According to Kathleen Karlsen of Living Arts Originals, the use of flowers as symbols for human characteristics began in ancient times. Flowers and plants were often associated with a god or goddess, and during the Renaissance it became the practice for artists to add these plants to their paintings to symbolize the characteristics attributed to a particular deity. During the Victorian era, the idea of using "the language of the flowers" to express one's feelings became very popular, and this practice is still in use today.
The Scarlet Pimpernel (Anagallis arvensis) is a tiny wildflower of the lily family. It symbolizes change, particularly a major life change.
Heather (any plant from the family Ericaceae) is a sturdy flowering shrub that is covered with feathery lavender or white bloom in the spring. Heather symbolizes transformative change, or something growing from the mundane to the extraordinary.
The lilac (Syringa vulgaris), which is an early flowering spring shrub, symbolizes growth. It stands for the change from ignorance to knowledge, from innocence to wisdom.
True black roses do not exist in nature, but common roses are sometimes dyed or painted black. A black rose is symbolic of death, particularly the death of old habits, and rebirth into a changed life or state of mind.
The common daffodil (Narcissus sylvestrus) is one of the first flowers to bloom in the spring, often poking its green shoots through the snow. It symbolizes the change of seasons, the triumph of new hope over despair.
Delphinium are tall, blue spikes of bloom from the family Ranunculae.

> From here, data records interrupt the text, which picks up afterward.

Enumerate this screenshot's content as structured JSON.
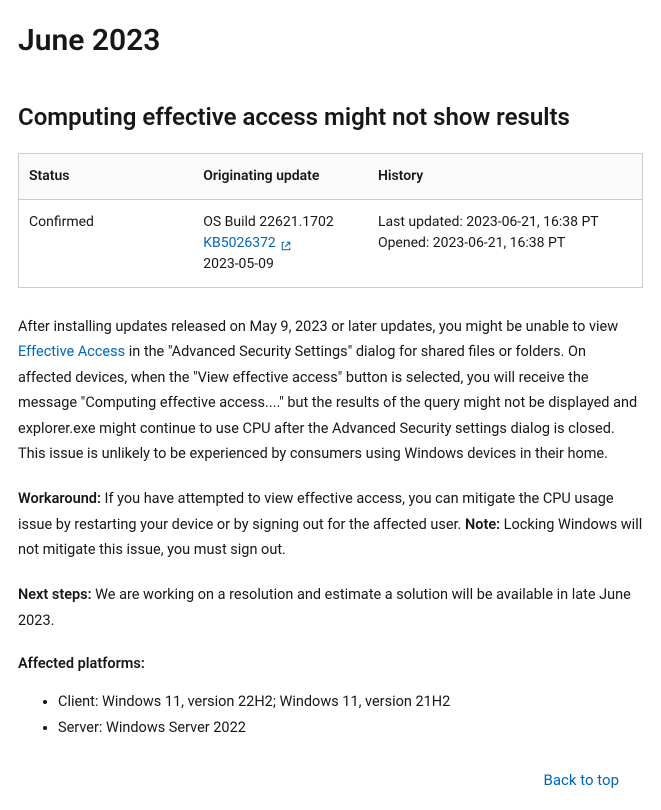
{
  "page": {
    "month_title": "June 2023",
    "issue_title": "Computing effective access might not show results"
  },
  "table": {
    "headers": {
      "status": "Status",
      "update": "Originating update",
      "history": "History"
    },
    "row": {
      "status": "Confirmed",
      "update_build": "OS Build 22621.1702",
      "update_kb": "KB5026372",
      "update_date": "2023-05-09",
      "history_updated": "Last updated: 2023-06-21, 16:38 PT",
      "history_opened": "Opened: 2023-06-21, 16:38 PT"
    }
  },
  "body": {
    "intro_pre": "After installing updates released on May 9, 2023 or later updates, you might be unable to view ",
    "intro_link": "Effective Access",
    "intro_post": " in the \"Advanced Security Settings\" dialog for shared files or folders. On affected devices, when the \"View effective access\" button is selected, you will receive the message \"Computing effective access....\" but the results of the query might not be displayed and explorer.exe might continue to use CPU after the Advanced Security settings dialog is closed. This issue is unlikely to be experienced by consumers using Windows devices in their home.",
    "workaround_label": "Workaround:",
    "workaround_text": " If you have attempted to view effective access, you can mitigate the CPU usage issue by restarting your device or by signing out for the affected user. ",
    "workaround_note_label": "Note:",
    "workaround_note_text": " Locking Windows will not mitigate this issue, you must sign out.",
    "nextsteps_label": "Next steps:",
    "nextsteps_text": " We are working on a resolution and estimate a solution will be available in late June 2023.",
    "affected_label": "Affected platforms:",
    "platform_client": "Client: Windows 11, version 22H2; Windows 11, version 21H2",
    "platform_server": "Server: Windows Server 2022"
  },
  "nav": {
    "back_to_top": "Back to top"
  }
}
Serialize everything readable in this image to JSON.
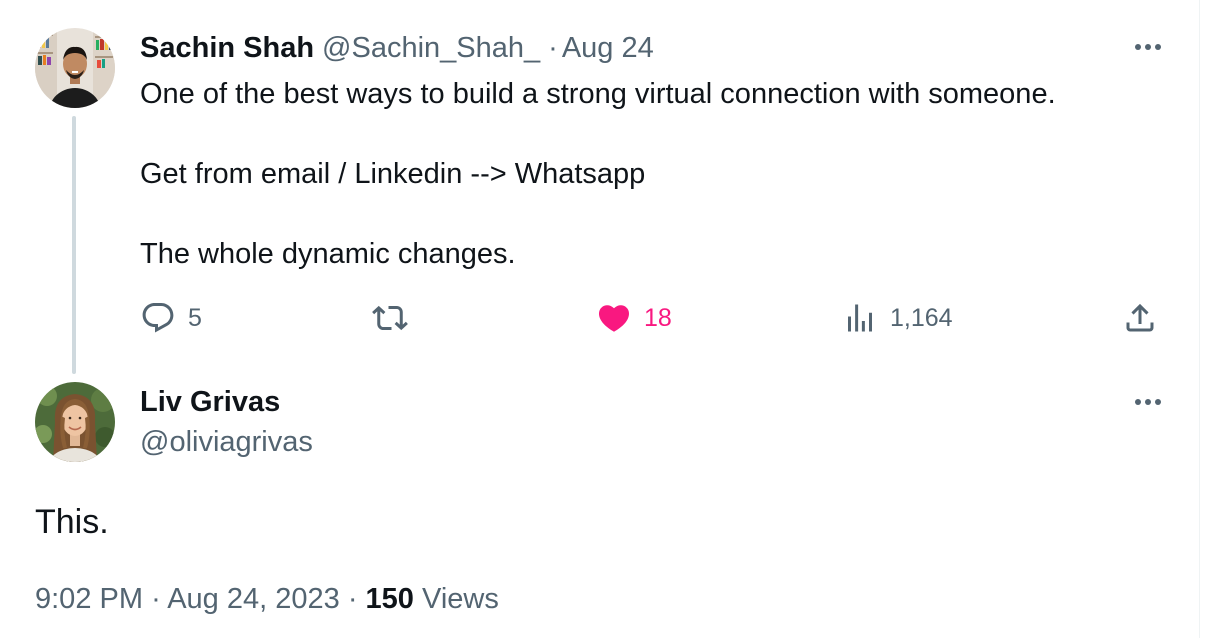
{
  "parent_tweet": {
    "author_name": "Sachin Shah",
    "handle": "@Sachin_Shah_",
    "separator": "·",
    "date": "Aug 24",
    "lines": [
      "One of the best ways to build a strong virtual connection with someone.",
      "Get from email / Linkedin --> Whatsapp",
      "The whole dynamic changes."
    ],
    "stats": {
      "replies": "5",
      "retweets": "",
      "likes": "18",
      "views": "1,164"
    },
    "liked": true
  },
  "reply_tweet": {
    "author_name": "Liv Grivas",
    "handle": "@oliviagrivas",
    "text": "This.",
    "time": "9:02 PM",
    "separator": "·",
    "date": "Aug 24, 2023",
    "views_count": "150",
    "views_label": "Views"
  },
  "icons": {
    "reply": "speech-bubble-icon",
    "retweet": "retweet-arrows-icon",
    "like": "heart-icon",
    "views": "bar-chart-icon",
    "share": "upload-arrow-icon",
    "more": "ellipsis-icon"
  },
  "colors": {
    "text_primary": "#0f1419",
    "text_secondary": "#536471",
    "like_pink": "#f91880",
    "thread_line": "#cfd9de"
  }
}
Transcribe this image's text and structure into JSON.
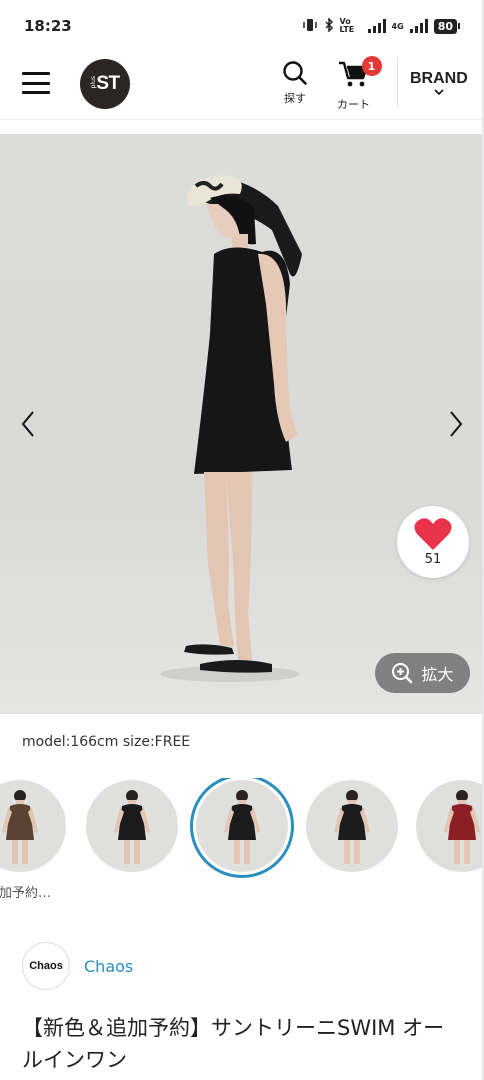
{
  "status_bar": {
    "time": "18:23",
    "network": "Vo LTE",
    "signal2_label": "4G",
    "battery": "80"
  },
  "header": {
    "logo_text": "ST",
    "logo_sub": "plus",
    "search_label": "探す",
    "cart_label": "カート",
    "cart_count": "1",
    "brand_label": "BRAND"
  },
  "hero": {
    "favorite_count": "51",
    "zoom_label": "拡大"
  },
  "model_info": "model:166cm size:FREE",
  "thumbnails": [
    {
      "caption": "追加予約…",
      "dress_color": "#5a4332",
      "active": false
    },
    {
      "caption": "",
      "dress_color": "#1b1b1b",
      "active": false
    },
    {
      "caption": "",
      "dress_color": "#1b1b1b",
      "active": true
    },
    {
      "caption": "",
      "dress_color": "#1b1b1b",
      "active": false
    },
    {
      "caption": "",
      "dress_color": "#8a1f24",
      "active": false
    }
  ],
  "brand": {
    "logo_text": "Chaos",
    "name": "Chaos"
  },
  "product": {
    "title": "【新色＆追加予約】サントリーニSWIM オールインワン"
  },
  "colors": {
    "accent": "#2a8fbf",
    "badge": "#e53935",
    "heart": "#e8334a"
  }
}
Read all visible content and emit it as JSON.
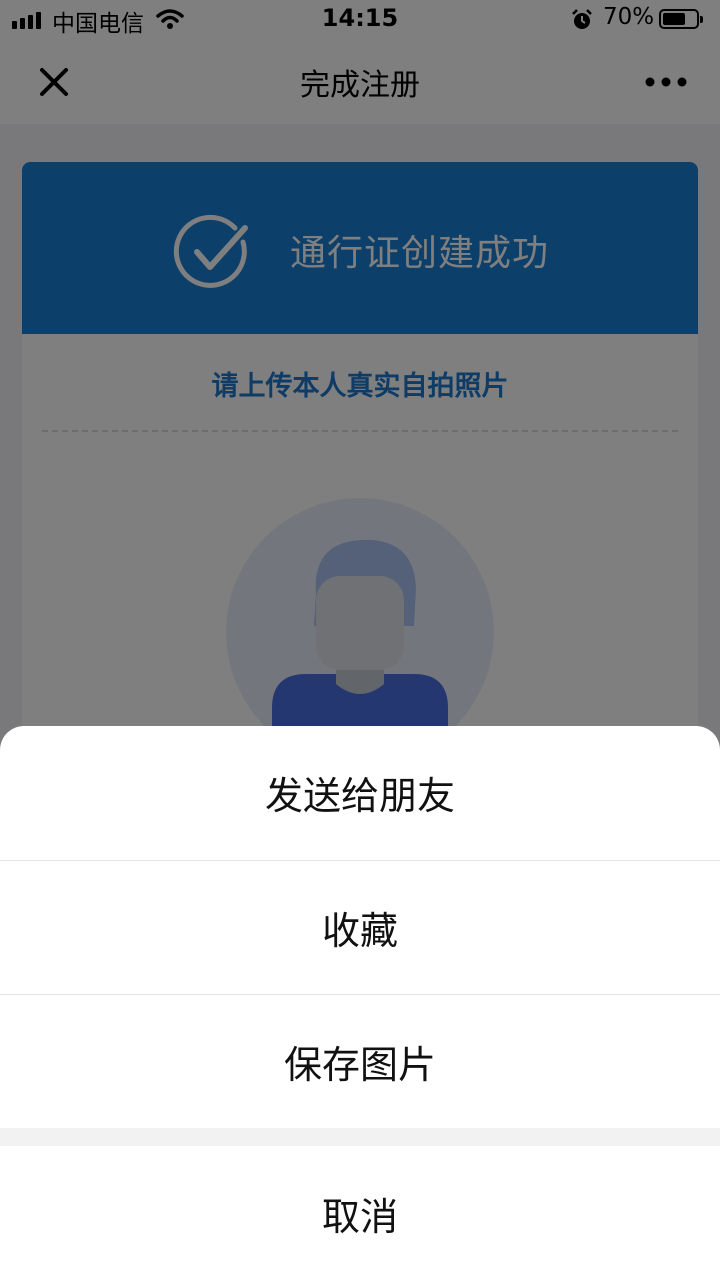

In the language of flowers, they symbolize spiritual growth and change.
Iris (genus Iridaceae) symbolize the change from the dreary monotony of winter to the showny rebirth of spring and the renewal of the earth.
Snapdragons (Antirrhinum) convey the wish that all of the recipient's hoped-for changes will come to pass.